- [Description of the task] Examine the material below. Gather every line in which the string "Display" appears.

- [Data for this task]
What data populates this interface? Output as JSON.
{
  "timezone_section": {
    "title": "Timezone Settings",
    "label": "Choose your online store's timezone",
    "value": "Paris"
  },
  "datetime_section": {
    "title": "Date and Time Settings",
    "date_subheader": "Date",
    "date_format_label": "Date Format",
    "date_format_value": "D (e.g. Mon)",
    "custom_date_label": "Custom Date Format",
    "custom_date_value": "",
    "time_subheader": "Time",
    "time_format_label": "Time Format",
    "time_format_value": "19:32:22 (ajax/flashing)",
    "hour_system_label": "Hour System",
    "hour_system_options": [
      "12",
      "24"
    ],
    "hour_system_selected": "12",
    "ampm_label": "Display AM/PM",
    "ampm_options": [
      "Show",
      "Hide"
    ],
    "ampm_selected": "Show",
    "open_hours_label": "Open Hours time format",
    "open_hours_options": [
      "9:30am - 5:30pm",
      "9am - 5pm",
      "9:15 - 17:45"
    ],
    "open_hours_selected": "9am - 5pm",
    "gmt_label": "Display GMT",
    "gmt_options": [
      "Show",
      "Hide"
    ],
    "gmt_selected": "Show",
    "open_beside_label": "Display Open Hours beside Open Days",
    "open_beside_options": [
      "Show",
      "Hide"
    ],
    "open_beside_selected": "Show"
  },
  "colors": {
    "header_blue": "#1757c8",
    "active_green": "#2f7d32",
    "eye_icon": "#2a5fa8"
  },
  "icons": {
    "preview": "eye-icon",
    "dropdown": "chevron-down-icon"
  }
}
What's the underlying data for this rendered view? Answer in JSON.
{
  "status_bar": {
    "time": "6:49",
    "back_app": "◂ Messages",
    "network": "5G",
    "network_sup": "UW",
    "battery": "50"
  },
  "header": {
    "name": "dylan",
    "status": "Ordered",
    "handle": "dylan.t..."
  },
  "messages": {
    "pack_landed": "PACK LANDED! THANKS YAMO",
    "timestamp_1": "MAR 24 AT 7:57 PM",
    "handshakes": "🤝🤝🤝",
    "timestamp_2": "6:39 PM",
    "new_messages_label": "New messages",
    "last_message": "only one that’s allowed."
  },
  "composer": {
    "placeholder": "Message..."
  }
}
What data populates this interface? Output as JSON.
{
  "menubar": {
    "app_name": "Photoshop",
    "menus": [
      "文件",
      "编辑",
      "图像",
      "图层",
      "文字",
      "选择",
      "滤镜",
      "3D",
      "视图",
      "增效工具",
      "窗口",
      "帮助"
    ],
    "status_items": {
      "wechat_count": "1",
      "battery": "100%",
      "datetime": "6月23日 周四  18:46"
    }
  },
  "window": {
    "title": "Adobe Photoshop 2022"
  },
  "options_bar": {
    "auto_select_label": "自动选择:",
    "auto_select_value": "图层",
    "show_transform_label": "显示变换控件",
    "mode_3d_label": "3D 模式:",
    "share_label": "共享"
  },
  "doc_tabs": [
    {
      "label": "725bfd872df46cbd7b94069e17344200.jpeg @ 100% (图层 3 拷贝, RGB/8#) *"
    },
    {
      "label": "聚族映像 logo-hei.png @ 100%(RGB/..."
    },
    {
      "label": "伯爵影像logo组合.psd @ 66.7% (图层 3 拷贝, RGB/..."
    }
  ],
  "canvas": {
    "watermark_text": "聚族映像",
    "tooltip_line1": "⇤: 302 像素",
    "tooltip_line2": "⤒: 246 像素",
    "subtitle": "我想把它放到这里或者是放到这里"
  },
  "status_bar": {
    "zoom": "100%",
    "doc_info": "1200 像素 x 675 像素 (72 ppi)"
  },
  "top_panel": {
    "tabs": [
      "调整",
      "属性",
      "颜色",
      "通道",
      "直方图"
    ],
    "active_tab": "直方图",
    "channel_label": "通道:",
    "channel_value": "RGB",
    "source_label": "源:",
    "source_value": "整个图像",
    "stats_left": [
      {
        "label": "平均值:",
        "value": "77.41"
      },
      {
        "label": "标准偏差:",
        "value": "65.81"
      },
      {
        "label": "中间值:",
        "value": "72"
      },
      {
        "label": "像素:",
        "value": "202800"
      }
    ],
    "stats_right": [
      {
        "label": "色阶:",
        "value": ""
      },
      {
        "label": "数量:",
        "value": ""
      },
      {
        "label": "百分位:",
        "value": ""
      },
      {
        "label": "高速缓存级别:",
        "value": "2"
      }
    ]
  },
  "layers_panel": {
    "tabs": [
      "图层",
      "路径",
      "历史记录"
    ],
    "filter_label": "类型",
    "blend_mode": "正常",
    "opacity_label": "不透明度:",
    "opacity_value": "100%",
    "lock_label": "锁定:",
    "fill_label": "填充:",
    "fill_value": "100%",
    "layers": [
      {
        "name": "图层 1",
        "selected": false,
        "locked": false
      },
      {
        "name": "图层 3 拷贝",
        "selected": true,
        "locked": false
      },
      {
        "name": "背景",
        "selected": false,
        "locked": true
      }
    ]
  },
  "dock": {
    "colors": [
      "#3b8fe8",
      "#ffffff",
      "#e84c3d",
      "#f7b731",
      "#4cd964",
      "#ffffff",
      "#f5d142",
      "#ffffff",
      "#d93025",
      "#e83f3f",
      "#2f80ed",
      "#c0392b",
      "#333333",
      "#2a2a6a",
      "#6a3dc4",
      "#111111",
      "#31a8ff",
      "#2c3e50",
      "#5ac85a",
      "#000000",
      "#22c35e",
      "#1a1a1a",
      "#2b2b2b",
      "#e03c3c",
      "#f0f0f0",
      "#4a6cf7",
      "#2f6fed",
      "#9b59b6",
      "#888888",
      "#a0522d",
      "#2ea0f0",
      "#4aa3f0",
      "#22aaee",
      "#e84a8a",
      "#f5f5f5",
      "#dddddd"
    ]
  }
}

- [Response area]
    "ampm_label": "Display AM/PM",
    "gmt_label": "Display GMT",
    "open_beside_label": "Display Open Hours beside Open Days",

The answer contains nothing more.